A recent study conducted at the Department of Kinesiology and Nutrition at the University of Illinois at Chicago, the effects of another day fasting (ADF) was investigated in a group of 16 obese men and women. The study design was quite complex and diet consisted of three phases: the first part was a 2-week baseline period during which the typical diet of the participants, the second part of the study involved the use of a carefully controlled diet that delivered 75% less set up calories to the day for 4 weeks, the last phase, the volunteers could produce their own food in order to choose while maintaining a 75% calorie deficit every other day. Various blood tests and physical measurements were carried out in the course of the experiment 10 weeks.
- After 8 weeks of treatment, participants had an average 12.5 pounds decrease in body weight and a 4 cm decrease in waist circumference. Total fat mass decreased by about 12 pounds, while lean mass remained relatively constant.
- Plasma adiponectin, a protein hormone that is elevated in obesity and related cardiovascular disease, decreased by 30%. Similarly, LDL (25%) and triglycerides (32%).
Those researchers believe that the reduction of body fat and waist circumference may be responsible for the protective changes in the heart blood markers were measured. The final conclusions of the study state that “these findings indicate that reducing energy intake by implementing ADF (alternate day fasting), the risk of heart disease (CHD) levels in obese individuals.” Two recent animal studies from the University of California at Berkeley and the University of Turin, Italy have come to similar conclusions. In fact, the Italian study even went so far as to say that ADF can handle even the aging process through antioxidant and anti-inflammatory pathways to slow down. This is in line with previous findings that more severe forms of dietary restriction studied. (3,4,5)

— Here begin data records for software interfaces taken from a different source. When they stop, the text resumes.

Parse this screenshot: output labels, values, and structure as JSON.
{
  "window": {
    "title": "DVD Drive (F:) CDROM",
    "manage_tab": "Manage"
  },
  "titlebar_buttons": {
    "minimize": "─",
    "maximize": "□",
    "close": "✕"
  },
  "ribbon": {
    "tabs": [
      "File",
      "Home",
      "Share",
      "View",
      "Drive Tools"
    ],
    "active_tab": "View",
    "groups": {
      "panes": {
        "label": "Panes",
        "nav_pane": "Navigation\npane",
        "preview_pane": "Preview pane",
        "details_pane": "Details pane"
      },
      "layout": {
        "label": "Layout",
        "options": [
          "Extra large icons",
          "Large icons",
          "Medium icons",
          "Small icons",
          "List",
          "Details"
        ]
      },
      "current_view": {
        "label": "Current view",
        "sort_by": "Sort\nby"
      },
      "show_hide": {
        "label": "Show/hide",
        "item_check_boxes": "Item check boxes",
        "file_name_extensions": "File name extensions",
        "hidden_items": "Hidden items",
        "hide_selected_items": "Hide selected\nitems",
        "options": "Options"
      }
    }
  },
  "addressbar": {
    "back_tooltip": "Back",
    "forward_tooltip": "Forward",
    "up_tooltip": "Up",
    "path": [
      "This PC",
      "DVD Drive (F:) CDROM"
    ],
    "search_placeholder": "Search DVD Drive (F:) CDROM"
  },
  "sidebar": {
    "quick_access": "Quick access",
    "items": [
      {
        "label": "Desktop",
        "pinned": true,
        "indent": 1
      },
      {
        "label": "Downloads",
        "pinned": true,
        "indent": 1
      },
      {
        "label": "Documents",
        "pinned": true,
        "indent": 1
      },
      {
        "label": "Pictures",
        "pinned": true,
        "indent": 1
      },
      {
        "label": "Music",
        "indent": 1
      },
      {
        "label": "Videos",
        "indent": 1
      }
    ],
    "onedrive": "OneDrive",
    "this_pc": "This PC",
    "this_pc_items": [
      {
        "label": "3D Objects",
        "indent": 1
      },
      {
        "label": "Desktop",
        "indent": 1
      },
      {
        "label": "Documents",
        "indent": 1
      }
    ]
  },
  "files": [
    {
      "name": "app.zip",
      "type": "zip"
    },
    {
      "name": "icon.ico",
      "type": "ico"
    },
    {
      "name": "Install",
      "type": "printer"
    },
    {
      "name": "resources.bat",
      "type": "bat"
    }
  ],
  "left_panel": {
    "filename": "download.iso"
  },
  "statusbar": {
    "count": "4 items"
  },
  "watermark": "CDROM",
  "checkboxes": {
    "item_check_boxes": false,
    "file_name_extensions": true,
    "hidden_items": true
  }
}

The other day fasting seems a legitimate way to support healthy weight loss while improving overall health. But I wonder how much better the results of the ADF would be if the diets in the cited study emphasizes healthier, Whole Foods. So I would love the see the results of a study that ADF carb menu plan utilized. In fact, maybe they could have some eggs to the mix. The University of Illinois test, I highlighted the use of a fairly conventional menu that about 55% carbohydrates, 25% fat and 20% protein provided. Mirroring these figures around * can * possibly yield som
e very interesting results. Hopefully this kind of research will one day also be performed.